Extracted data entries

▽

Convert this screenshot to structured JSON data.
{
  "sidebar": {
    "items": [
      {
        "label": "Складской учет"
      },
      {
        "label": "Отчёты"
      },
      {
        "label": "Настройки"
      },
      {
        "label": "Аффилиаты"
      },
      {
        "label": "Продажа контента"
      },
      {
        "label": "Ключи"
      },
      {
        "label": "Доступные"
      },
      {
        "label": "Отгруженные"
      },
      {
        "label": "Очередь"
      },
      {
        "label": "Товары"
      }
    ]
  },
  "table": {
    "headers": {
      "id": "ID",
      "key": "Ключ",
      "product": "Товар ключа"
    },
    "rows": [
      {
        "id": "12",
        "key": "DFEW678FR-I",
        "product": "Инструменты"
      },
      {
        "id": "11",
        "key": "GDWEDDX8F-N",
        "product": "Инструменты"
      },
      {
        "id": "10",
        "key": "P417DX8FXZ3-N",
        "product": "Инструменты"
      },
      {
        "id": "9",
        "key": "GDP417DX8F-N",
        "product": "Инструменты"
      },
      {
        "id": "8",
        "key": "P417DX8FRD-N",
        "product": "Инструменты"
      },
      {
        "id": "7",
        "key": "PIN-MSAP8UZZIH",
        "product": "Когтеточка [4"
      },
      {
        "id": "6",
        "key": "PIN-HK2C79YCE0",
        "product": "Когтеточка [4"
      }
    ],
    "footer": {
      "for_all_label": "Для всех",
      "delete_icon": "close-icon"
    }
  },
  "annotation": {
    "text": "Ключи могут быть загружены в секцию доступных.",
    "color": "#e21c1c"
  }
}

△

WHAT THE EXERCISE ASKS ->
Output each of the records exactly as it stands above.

TASK OUTPUT ->
Convert this screenshot to structured JSON data.
{
  "sidebar": {
    "items": [
      {
        "label": "Складской учет"
      },
      {
        "label": "Отчёты"
      },
      {
        "label": "Настройки"
      },
      {
        "label": "Аффилиаты"
      },
      {
        "label": "Продажа контента"
      },
      {
        "label": "Ключи"
      },
      {
        "label": "Доступные"
      },
      {
        "label": "Отгруженные"
      },
      {
        "label": "Очередь"
      },
      {
        "label": "Товары"
      }
    ]
  },
  "table": {
    "headers": {
      "id": "ID",
      "key": "Ключ",
      "product": "Товар ключа"
    },
    "rows": [
      {
        "id": "12",
        "key": "DFEW678FR-I",
        "product": "Инструменты"
      },
      {
        "id": "11",
        "key": "GDWEDDX8F-N",
        "product": "Инструменты"
      },
      {
        "id": "10",
        "key": "P417DX8FXZ3-N",
        "product": "Инструменты"
      },
      {
        "id": "9",
        "key": "GDP417DX8F-N",
        "product": "Инструменты"
      },
      {
        "id": "8",
        "key": "P417DX8FRD-N",
        "product": "Инструменты"
      },
      {
        "id": "7",
        "key": "PIN-MSAP8UZZIH",
        "product": "Когтеточка [4"
      },
      {
        "id": "6",
        "key": "PIN-HK2C79YCE0",
        "product": "Когтеточка [4"
      }
    ],
    "footer": {
      "for_all_label": "Для всех",
      "delete_icon": "close-icon"
    }
  },
  "annotation": {
    "text": "Ключи могут быть загружены в секцию доступных.",
    "color": "#e21c1c"
  }
}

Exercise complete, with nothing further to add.